Illustration: Late Summer Sunset (Image credit: Efrat Lynn © 2019)
We're moving along into fall, and the weather is changing accordingly. The seasonal forecast from the ECMWF (European Centre for Medium-Range Weather Forecasts) continues to show above normal temperatures through November, but increasingly above normal rain amounts as we move from October to November, and then November to December. December's temperatures should be average, so perhaps we'll see a late December snow. That's exciting news, but you can also note that January is supposed to be drier than normal.
We'll have to wait and see if these forecasts are going to be accurate — I hope we don't have to wait similarly as long to see what Knesset parties will make up our new government!
One thing we do know is that the days prior to Yom Kippur have been quite a bit cooler than the previous few days, but Yom Kippur itself could be a tad too warm. Moreover, there may even be warmer days that follow, as summer-like temperatures hang on a bit longer. Still, temperatures in the upper atmosphere are forecast to fall quite steadily, and we'll need these temperatures to be relatively low before we can get any substantial fall rains.
Even though the future is uncertain, the past seems less so. For instance, the weather days of Rosh HaShanah were really quite nice. I saw plenty of people outdoors and most seemed quite happy to be heading home around lunchtime after the morning shofar blowing.
Of course, we all know that the daylong (if not longer) prayers of Yom Kippur will soon be upon us. I have it on good authority that there are some synagogues that pray so slowly they don't even finish by nightfall, and that there are a few that continue all the way to Passover. That's what's called dedication, especially since the fast doesn't end until the shofar blowing at the end of services.
It's strange to see people with such dedication, but a stranger thing happened to me. I had a broken dryer fixed about the same time that my laundry room fan broke. The heating element was broken and the fan didn't spin fast enough to remove the room humidity (the latter independently confirmed). Of course, a day or so later I called the repair-person to let him know that the element was broken again, and of course he came and pointed out that it was working fine. Strangely enough the fan also works fine again.
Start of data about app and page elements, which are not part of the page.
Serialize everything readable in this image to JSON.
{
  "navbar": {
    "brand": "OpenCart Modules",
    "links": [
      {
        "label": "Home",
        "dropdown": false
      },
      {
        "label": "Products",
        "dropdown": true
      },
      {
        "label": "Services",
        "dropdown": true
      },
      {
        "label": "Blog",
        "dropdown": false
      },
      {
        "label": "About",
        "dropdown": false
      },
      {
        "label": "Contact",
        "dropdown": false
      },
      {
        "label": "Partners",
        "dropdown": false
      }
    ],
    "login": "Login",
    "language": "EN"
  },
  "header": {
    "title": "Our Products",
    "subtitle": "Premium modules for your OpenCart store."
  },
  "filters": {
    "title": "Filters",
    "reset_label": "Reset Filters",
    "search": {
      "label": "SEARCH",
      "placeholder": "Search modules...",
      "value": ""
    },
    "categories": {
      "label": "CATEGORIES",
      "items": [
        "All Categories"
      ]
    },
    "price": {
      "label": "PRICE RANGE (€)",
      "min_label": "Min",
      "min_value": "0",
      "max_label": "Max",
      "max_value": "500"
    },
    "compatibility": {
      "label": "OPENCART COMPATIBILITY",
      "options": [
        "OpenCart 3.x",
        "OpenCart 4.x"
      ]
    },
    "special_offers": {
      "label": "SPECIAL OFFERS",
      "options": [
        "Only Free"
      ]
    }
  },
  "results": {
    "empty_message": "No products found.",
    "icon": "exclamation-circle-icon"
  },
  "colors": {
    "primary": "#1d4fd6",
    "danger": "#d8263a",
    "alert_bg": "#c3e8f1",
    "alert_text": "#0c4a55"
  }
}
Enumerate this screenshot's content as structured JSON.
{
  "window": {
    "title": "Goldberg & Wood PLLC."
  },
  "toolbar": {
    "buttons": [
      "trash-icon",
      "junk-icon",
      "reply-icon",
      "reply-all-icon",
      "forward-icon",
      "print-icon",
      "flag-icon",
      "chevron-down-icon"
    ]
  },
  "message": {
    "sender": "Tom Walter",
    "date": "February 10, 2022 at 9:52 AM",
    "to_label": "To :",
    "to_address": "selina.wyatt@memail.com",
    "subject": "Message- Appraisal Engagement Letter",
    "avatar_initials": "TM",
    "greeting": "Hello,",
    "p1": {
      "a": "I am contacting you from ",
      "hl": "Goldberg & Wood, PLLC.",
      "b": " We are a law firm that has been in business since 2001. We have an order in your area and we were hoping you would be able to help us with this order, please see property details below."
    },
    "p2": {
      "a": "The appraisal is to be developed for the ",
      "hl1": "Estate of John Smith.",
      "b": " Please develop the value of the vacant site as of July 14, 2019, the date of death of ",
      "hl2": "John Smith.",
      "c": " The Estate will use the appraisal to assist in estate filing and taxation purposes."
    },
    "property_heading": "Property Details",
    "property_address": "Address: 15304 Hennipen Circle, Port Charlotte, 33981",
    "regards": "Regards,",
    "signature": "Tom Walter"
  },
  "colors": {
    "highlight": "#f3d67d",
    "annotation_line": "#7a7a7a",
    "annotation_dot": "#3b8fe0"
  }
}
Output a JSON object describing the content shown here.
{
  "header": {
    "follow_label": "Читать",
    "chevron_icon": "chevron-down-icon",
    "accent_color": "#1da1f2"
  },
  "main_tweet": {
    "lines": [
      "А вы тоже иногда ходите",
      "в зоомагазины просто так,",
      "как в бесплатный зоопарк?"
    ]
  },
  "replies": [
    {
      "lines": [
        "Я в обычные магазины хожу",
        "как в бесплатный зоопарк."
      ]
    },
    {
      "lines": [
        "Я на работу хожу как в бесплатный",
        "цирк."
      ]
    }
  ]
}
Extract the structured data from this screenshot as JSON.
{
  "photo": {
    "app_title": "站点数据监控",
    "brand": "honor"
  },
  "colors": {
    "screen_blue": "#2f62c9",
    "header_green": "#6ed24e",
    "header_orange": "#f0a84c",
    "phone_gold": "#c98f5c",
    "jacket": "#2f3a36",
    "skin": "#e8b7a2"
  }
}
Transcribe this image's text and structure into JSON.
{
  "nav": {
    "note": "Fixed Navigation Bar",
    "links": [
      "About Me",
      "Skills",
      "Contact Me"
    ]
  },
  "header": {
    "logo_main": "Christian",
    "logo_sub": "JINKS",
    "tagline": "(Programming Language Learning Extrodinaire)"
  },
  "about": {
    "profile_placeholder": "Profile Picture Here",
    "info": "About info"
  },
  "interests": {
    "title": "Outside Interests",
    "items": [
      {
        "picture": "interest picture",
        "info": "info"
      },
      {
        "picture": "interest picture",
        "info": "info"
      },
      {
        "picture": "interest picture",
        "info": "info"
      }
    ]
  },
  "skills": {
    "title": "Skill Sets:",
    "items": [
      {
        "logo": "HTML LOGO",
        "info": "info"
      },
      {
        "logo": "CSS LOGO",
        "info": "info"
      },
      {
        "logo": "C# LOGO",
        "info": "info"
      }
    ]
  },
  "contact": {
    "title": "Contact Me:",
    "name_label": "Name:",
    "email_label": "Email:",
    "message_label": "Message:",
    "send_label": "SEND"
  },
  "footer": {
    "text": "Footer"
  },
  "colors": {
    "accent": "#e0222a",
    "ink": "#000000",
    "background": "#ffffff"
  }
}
You've probably had the same thing happen with a computer that won't start — but then magically starts when you bring it in to be fixed. Or, perhaps a wife tells her best friend about her annoying husband, only to come home soon to find out that he's the sweetest guy she could have ever married.
There are three possibilities that can explain strange happenings such as these. Getting back to our first example: the first is that both the dryer and fan fixed themselves. The second is that I was mistaken about the dryer — but this doesn't explain the broken fan that now works even though no one came to fix it. The third is that our fixed dryer was temporarily replaced with a still broken dryer from another universe — where some poor soul now has both a broken dryer and a broken laundry room fan.
I think that the third option is the most likely, but I'd rather spend my next few months forecasting weather, whereby I can hypothesize, pontificate, and expound, and even be wrong — yet still have a shred of credibility — then to speculate about dryers that fix themselves.
Dr. Lynn is a lecturer at The Hebrew University of Jerusalem, Earth Sciences Department. He is also CEO of Weather It Is, LTD, a company that specializes in reducing weather risk. Click here to read more of this writer’s work in The Jerusalem Herald.